Records from a collection:
**********

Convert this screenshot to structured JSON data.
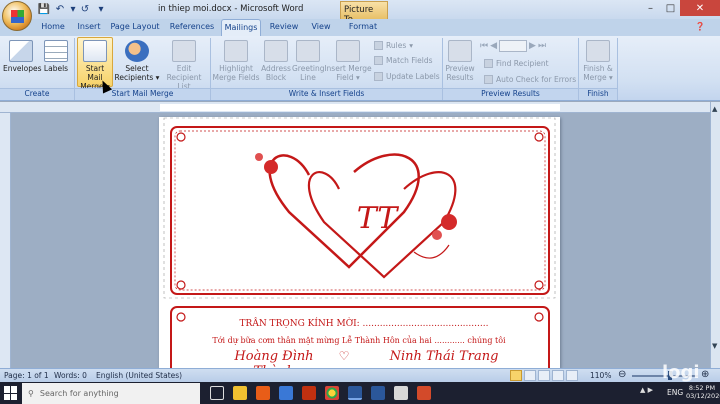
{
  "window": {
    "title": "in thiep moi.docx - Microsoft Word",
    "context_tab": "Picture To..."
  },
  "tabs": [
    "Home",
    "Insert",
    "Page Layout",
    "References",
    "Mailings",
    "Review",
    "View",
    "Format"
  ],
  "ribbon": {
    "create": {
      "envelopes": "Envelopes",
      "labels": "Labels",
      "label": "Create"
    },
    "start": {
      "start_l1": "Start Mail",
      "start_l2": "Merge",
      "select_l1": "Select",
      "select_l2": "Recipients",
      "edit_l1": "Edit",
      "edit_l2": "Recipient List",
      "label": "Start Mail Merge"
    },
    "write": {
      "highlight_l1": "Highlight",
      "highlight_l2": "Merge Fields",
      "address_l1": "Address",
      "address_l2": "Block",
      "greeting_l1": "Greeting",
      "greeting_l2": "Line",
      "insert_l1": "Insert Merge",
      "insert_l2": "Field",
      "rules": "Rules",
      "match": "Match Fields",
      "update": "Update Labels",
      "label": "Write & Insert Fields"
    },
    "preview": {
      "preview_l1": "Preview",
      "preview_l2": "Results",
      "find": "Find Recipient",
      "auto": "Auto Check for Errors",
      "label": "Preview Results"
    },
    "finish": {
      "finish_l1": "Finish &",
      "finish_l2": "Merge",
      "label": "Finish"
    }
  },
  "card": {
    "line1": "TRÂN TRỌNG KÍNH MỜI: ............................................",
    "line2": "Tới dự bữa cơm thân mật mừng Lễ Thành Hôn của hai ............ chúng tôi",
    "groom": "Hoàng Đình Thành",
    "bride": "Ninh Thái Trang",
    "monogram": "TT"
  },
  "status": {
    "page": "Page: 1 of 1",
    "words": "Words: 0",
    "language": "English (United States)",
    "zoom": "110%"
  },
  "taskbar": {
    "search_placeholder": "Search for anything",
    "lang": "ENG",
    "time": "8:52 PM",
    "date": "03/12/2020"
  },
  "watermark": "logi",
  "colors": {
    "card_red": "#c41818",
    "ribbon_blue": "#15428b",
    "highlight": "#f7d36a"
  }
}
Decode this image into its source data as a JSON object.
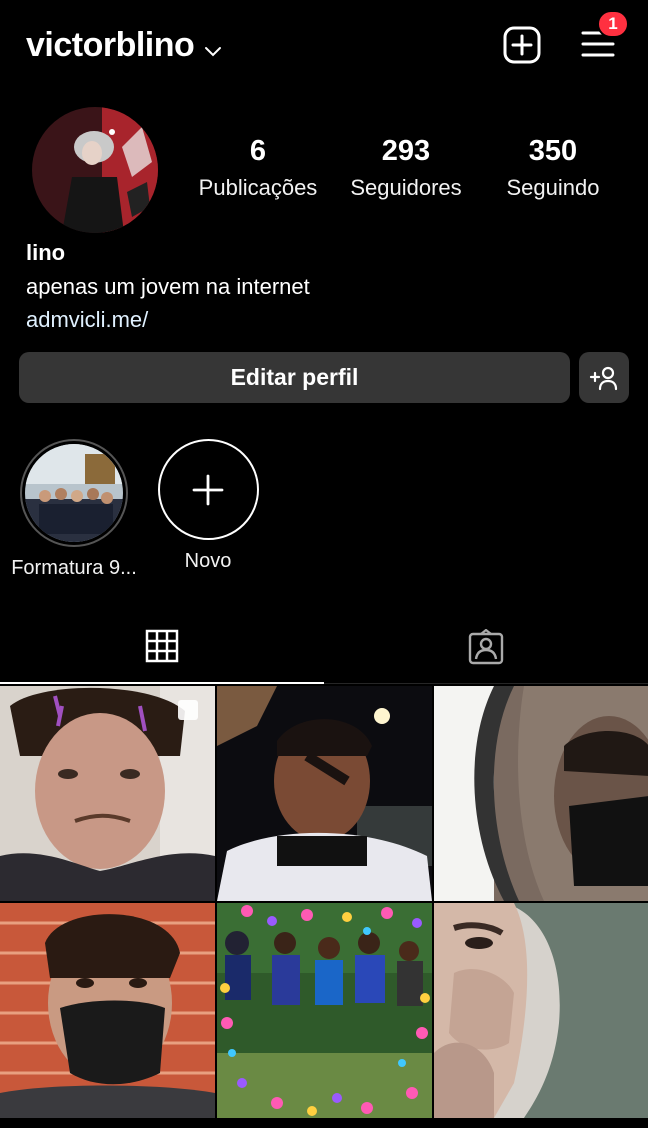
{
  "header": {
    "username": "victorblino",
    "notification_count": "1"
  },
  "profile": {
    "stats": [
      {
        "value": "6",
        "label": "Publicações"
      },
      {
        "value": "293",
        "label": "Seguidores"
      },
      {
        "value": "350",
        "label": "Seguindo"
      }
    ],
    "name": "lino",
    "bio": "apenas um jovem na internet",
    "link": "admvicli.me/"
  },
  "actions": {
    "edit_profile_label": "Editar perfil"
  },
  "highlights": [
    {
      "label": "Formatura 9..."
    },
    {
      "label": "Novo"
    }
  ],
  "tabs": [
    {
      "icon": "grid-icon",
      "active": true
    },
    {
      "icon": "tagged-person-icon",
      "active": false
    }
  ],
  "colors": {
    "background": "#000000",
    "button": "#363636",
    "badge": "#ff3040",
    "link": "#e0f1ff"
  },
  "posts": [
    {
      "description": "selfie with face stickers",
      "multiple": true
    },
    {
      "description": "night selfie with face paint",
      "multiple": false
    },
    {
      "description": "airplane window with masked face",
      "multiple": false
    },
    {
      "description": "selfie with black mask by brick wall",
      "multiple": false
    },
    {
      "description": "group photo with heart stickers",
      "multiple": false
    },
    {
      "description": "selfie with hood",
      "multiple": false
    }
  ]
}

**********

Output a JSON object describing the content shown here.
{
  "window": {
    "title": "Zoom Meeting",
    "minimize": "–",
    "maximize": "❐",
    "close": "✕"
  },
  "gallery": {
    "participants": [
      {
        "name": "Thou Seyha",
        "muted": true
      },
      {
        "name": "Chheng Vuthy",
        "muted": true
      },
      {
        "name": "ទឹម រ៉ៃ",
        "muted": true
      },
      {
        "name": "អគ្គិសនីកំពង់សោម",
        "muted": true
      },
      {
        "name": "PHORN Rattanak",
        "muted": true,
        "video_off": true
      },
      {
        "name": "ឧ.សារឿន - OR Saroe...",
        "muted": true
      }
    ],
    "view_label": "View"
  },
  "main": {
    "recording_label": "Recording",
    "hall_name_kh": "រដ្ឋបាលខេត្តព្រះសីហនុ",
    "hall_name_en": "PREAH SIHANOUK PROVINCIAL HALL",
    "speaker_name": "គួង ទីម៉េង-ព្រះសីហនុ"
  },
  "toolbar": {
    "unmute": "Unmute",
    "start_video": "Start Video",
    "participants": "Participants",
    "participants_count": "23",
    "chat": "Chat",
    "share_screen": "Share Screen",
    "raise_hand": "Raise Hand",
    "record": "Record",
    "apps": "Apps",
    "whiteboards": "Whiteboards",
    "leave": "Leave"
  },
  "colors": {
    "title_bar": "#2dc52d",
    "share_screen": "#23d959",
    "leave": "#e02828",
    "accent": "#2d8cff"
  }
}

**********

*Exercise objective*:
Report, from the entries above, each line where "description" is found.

*Result of the task*:
      "description": "selfie with face stickers",
      "description": "night selfie with face paint",
      "description": "airplane window with masked face",
      "description": "selfie with black mask by brick wall",
      "description": "group photo with heart stickers",
      "description": "selfie with hood",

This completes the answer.